“Human rights defenders, activists, journalists, and elected government officials are at the center of public discourse,” said Nathaniel Gleicher, global head of cybersecurity policy at Meta, Facebook’s parent company, in a Dec. 2 briefing. “As such, the consequence for society is high if their [Facebook] accounts are compromised.”
Called Facebook Protect, the program is designed to enhance two-factor authentication (2FA), increase automated defenses in the backend, and flag accounts in the social media platform’s internal system. It was first tested in 2018 ahead of the 2020 US elections. It went live in the Philippines on Oct. 27.
Despite being one of the best available tools against account compromise, 2FA is historically underutilized, said Mr. Gleicher.

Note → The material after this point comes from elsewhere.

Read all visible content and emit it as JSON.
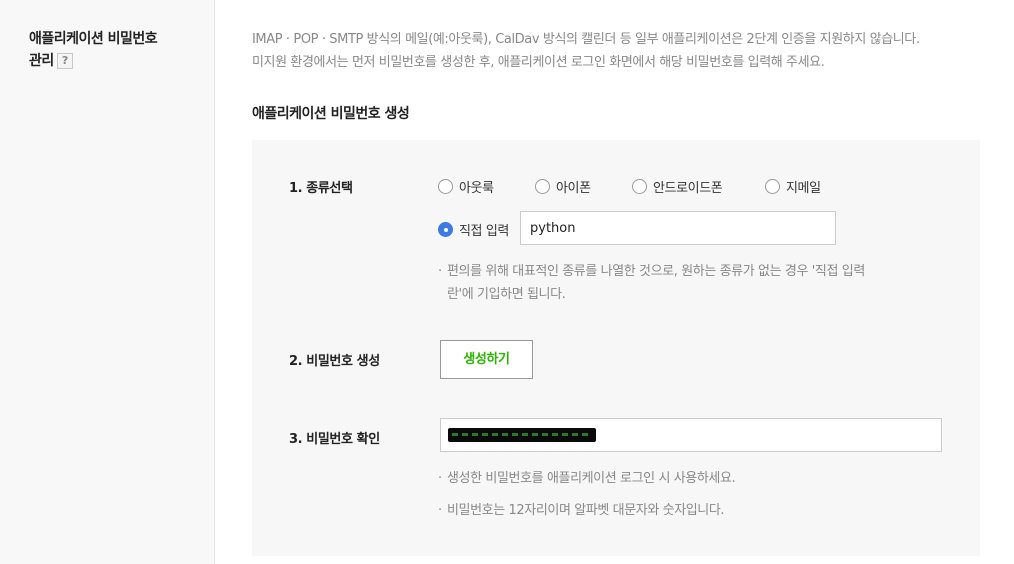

Only 4% of Facebook’s monthly active users worldwide have adopted it as of November.
“We are investing to make 2FA as easy to use as possible,” he said. “At the end of the day, reducing security friction for users will always be essential.”
Accounts deemed high-risk by the platform will receive a prompt to enroll in Facebook Protect. 2FA is mandatory for accounts that are most likely to be targeted by bad actors.
As of this month, more than 1.5 million accounts have enabled Facebook Protect, with about 950,000 newly enrolled in 2FA as a result of this prompt.
Those that do not get a prompt but are part of the aforementioned communities can register for the program voluntarily.
Facebook Protect will be available in more than 50 countries — including the US, Portugal, Australia, India, and Thailand — by the end of 2021. — Patricia B. Mirasol